In the show, it’s much easier to see Joel’s actions as horrible because it feels so much more abrupt. You always knew you weren’t Joel, so the lack of empathy kind of defeats the point of the ending. Now, Ellie’s desperation to believe Joel – even though you can tell she knows he’s not telling her the truth – is much more heartbreaking, and their relationship is something of a mess. The future just looks bleak.
It was also interesting to see how the response to the finale was divisive among those who just watched the TV series. You mentioned Lorraine’s review, but we also know colleagues who loved the finale. Recaps and reviews from different outlets are also separated.

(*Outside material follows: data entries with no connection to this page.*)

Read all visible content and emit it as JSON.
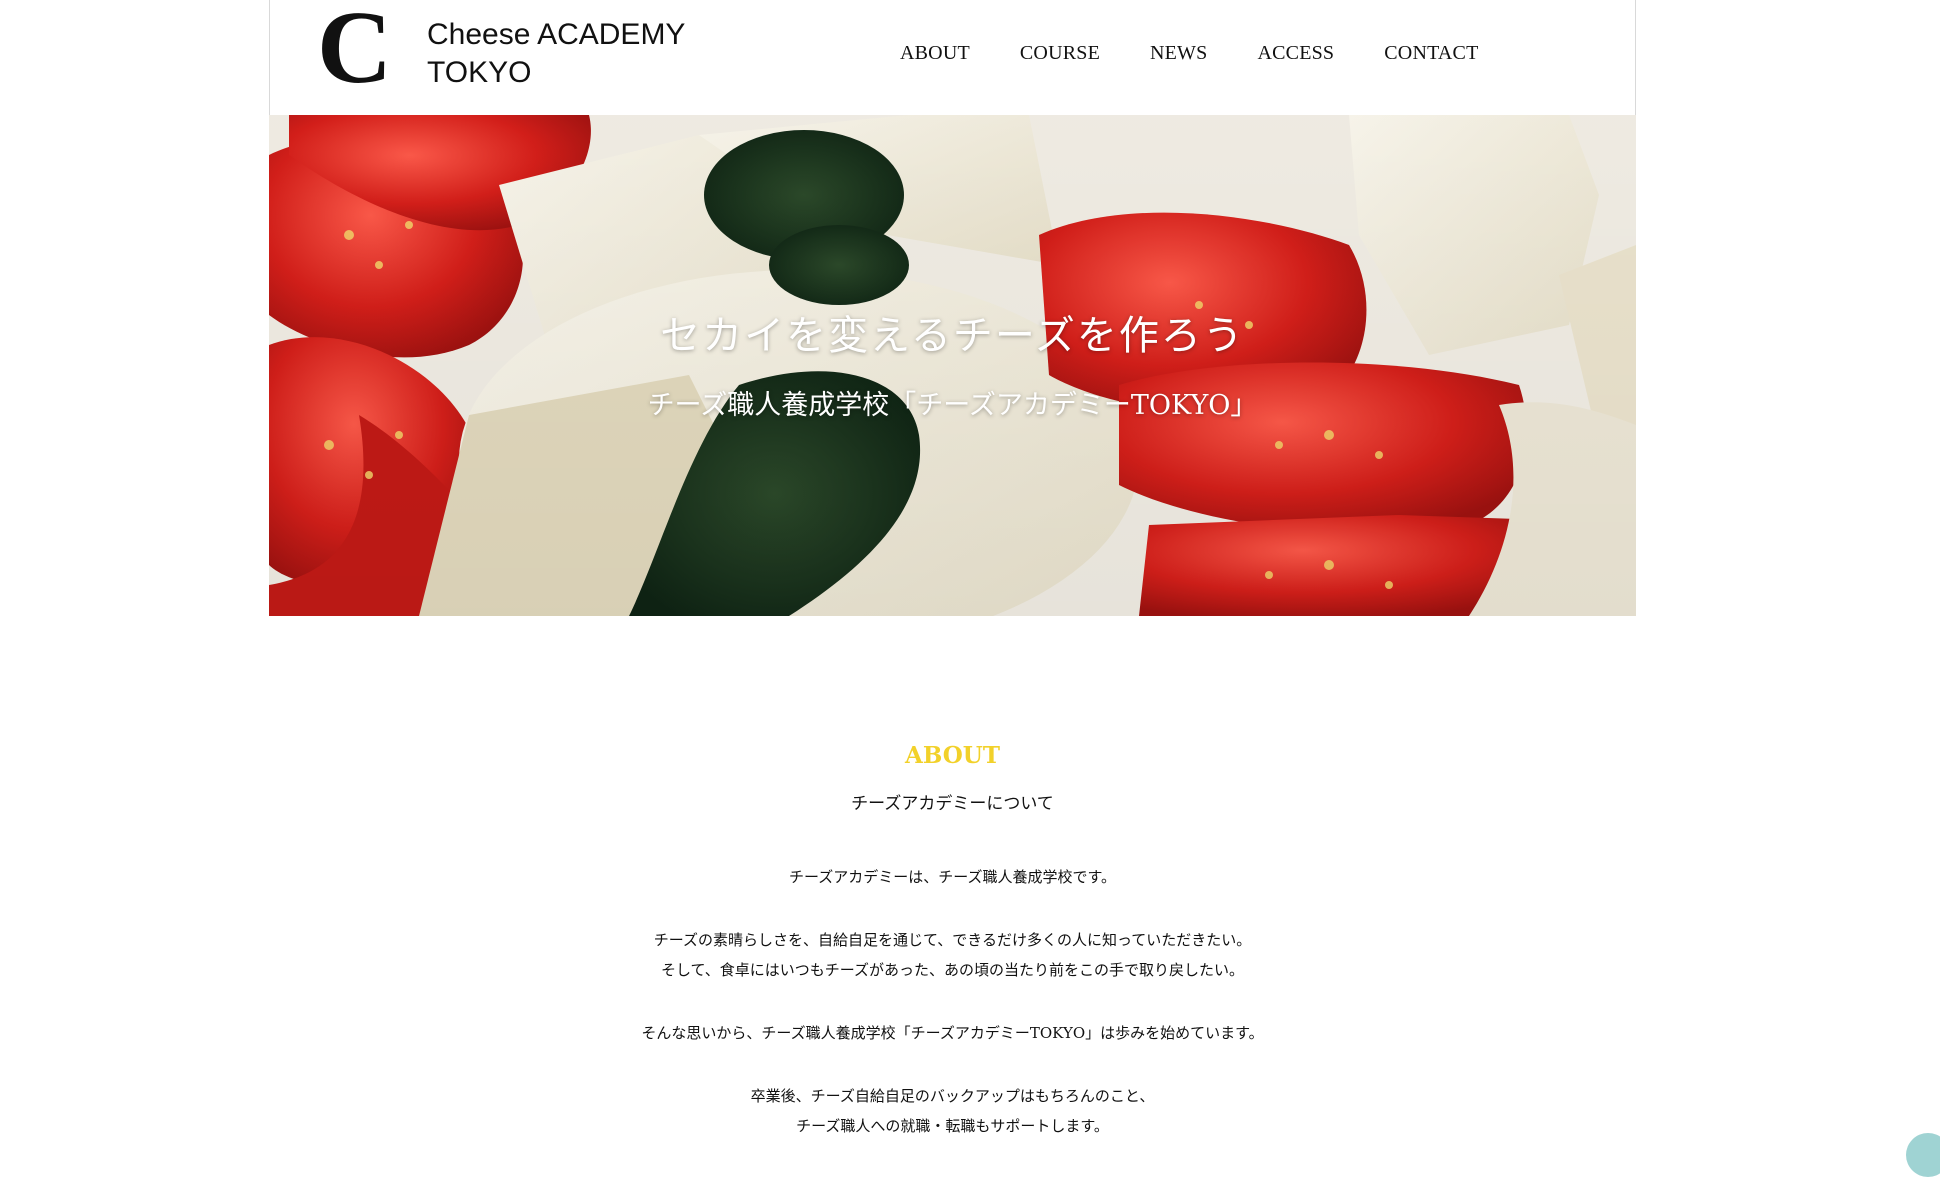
{
  "header": {
    "logo_mark": "C",
    "logo_line1": "Cheese ACADEMY",
    "logo_line2": "TOKYO",
    "nav": [
      "ABOUT",
      "COURSE",
      "NEWS",
      "ACCESS",
      "CONTACT"
    ]
  },
  "hero": {
    "title": "セカイを変えるチーズを作ろう",
    "subtitle": "チーズ職人養成学校「チーズアカデミーTOKYO」"
  },
  "about": {
    "heading": "ABOUT",
    "subheading": "チーズアカデミーについて",
    "paragraphs": [
      [
        "チーズアカデミーは、チーズ職人養成学校です。"
      ],
      [
        "チーズの素晴らしさを、自給自足を通じて、できるだけ多くの人に知っていただきたい。",
        "そして、食卓にはいつもチーズがあった、あの頃の当たり前をこの手で取り戻したい。"
      ],
      [
        "そんな思いから、チーズ職人養成学校「チーズアカデミーTOKYO」は歩みを始めています。"
      ],
      [
        "卒業後、チーズ自給自足のバックアップはもちろんのこと、",
        "チーズ職人への就職・転職もサポートします。"
      ]
    ],
    "accent_color": "#f2d12a"
  },
  "icons": {
    "scroll_top": "scroll-top-icon"
  }
}
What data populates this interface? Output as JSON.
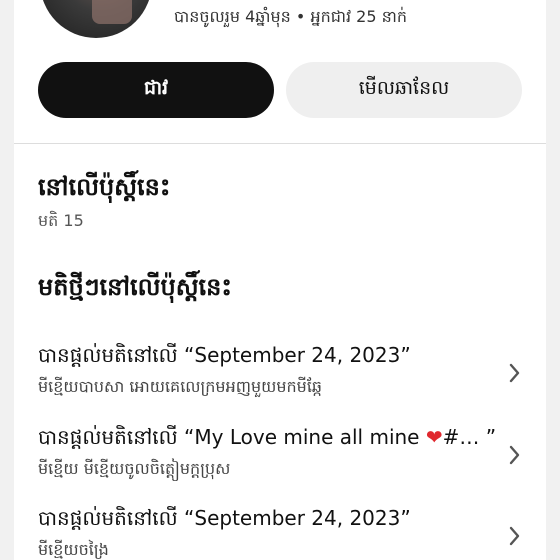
{
  "profile": {
    "meta": "បានចូលរួម 4ឆ្នាំមុន • អ្នកជាវ 25 នាក់"
  },
  "actions": {
    "subscribe_label": "ជាវ",
    "view_channel_label": "មើលឆានែល"
  },
  "on_post": {
    "title": "នៅលើប៉ុស្តិ៍នេះ",
    "comments_count": "មតិ 15"
  },
  "new_comments": {
    "title": "មតិថ្មីៗនៅលើប៉ុស្តិ៍នេះ",
    "items": [
      {
        "prefix": "បានផ្ដល់មតិនៅលើ ",
        "post": "“September 24, 2023”",
        "comment": "មីខ្មើយបាបសា អោយគេលេក្រមអញមួយមកមីឆ្កែ"
      },
      {
        "prefix": "បានផ្ដល់មតិនៅលើ ",
        "post_before_heart": "“My Love mine all mine ",
        "heart": "❤",
        "post_after_heart": "#… ”",
        "comment": "មីខ្មើយ មីខ្មើយចូលចិត្ដៀមក្ដប្រុស"
      },
      {
        "prefix": "បានផ្ដល់មតិនៅលើ ",
        "post": "“September 24, 2023”",
        "comment": "មីខ្មើយចង្រៃ"
      }
    ]
  },
  "colors": {
    "primary_button": "#111111",
    "secondary_button": "#efefef",
    "heart": "#e0282e"
  }
}
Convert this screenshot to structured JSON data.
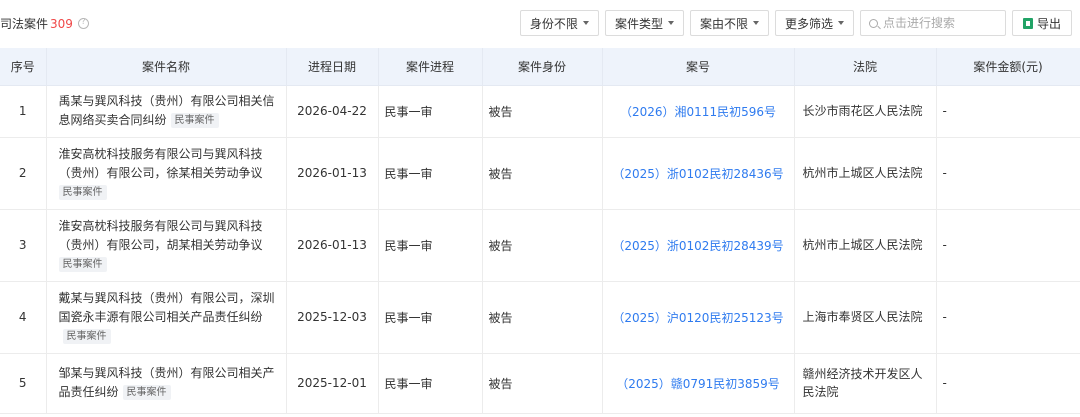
{
  "header": {
    "title": "司法案件",
    "count": "309",
    "filters": [
      "身份不限",
      "案件类型",
      "案由不限",
      "更多筛选"
    ],
    "search_placeholder": "点击进行搜索",
    "export_label": "导出"
  },
  "table": {
    "columns": [
      "序号",
      "案件名称",
      "进程日期",
      "案件进程",
      "案件身份",
      "案号",
      "法院",
      "案件金额(元)"
    ],
    "rows": [
      {
        "index": "1",
        "name": "禹某与巽风科技（贵州）有限公司相关信息网络买卖合同纠纷",
        "tag": "民事案件",
        "date": "2026-04-22",
        "stage": "民事一审",
        "role": "被告",
        "case_no": "（2026）湘0111民初596号",
        "court": "长沙市雨花区人民法院",
        "amount": "-"
      },
      {
        "index": "2",
        "name": "淮安高枕科技服务有限公司与巽风科技（贵州）有限公司，徐某相关劳动争议",
        "tag": "民事案件",
        "date": "2026-01-13",
        "stage": "民事一审",
        "role": "被告",
        "case_no": "（2025）浙0102民初28436号",
        "court": "杭州市上城区人民法院",
        "amount": "-"
      },
      {
        "index": "3",
        "name": "淮安高枕科技服务有限公司与巽风科技（贵州）有限公司，胡某相关劳动争议",
        "tag": "民事案件",
        "date": "2026-01-13",
        "stage": "民事一审",
        "role": "被告",
        "case_no": "（2025）浙0102民初28439号",
        "court": "杭州市上城区人民法院",
        "amount": "-"
      },
      {
        "index": "4",
        "name": "戴某与巽风科技（贵州）有限公司，深圳国瓷永丰源有限公司相关产品责任纠纷",
        "tag": "民事案件",
        "date": "2025-12-03",
        "stage": "民事一审",
        "role": "被告",
        "case_no": "（2025）沪0120民初25123号",
        "court": "上海市奉贤区人民法院",
        "amount": "-"
      },
      {
        "index": "5",
        "name": "邹某与巽风科技（贵州）有限公司相关产品责任纠纷",
        "tag": "民事案件",
        "date": "2025-12-01",
        "stage": "民事一审",
        "role": "被告",
        "case_no": "（2025）赣0791民初3859号",
        "court": "赣州经济技术开发区人民法院",
        "amount": "-"
      }
    ]
  }
}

Martens: It’s interesting to me how personal the ending can be. As a childless single man, I think that shows my perspective. Maybe it’s a little easier for me to say, “The right thing to do is try to save humanity.” But I remember when I talked to Neil Druckmann, the game writer and co-creator of the series, he was very adamant that he felt Joel made the right choice. He made it clear that he would have made the same decision.
“To me, he did the right thing for him. As a parent, if I found myself in the same situation, I would hope I could do what Joel did.”
Druckmann added, however, that he probably would have spared Marlene, the Firefly leader who swore to raise and protect Ellie. “That’s where I think Joel is different from me,” Druckmann said. “But everything else I hoped I would do the same to save my child.”
I also felt that the show made it clearer what Ellie would want. In the game, as someone who controls Joel, you play his point of view. But I felt like the show worked harder to show us Ellie’s perspective on the situation and seemed to imply that she was willing to sacrifice herself because she had experienced so much loss and grief and hoped to spare others those feelings.
There is no guarantee, of course, that the surgery and the vaccine will work. I remember feeling that in the game, “We have to save Ellie because there’s no certainty that this is going to work.” In interactive entertainment, we feel very much like puppeteers, as if we are in dialogue with the character we control. We see the world through their eyes and their emotions become ours. I think the ending, which was already divisive, becomes more on TV because we’ve taken a step away.
Coffee: In the game, “the right choice for Joel” becomes “the right choice” because that’s how you win. But on a TV show, you don’t have to worry about winning.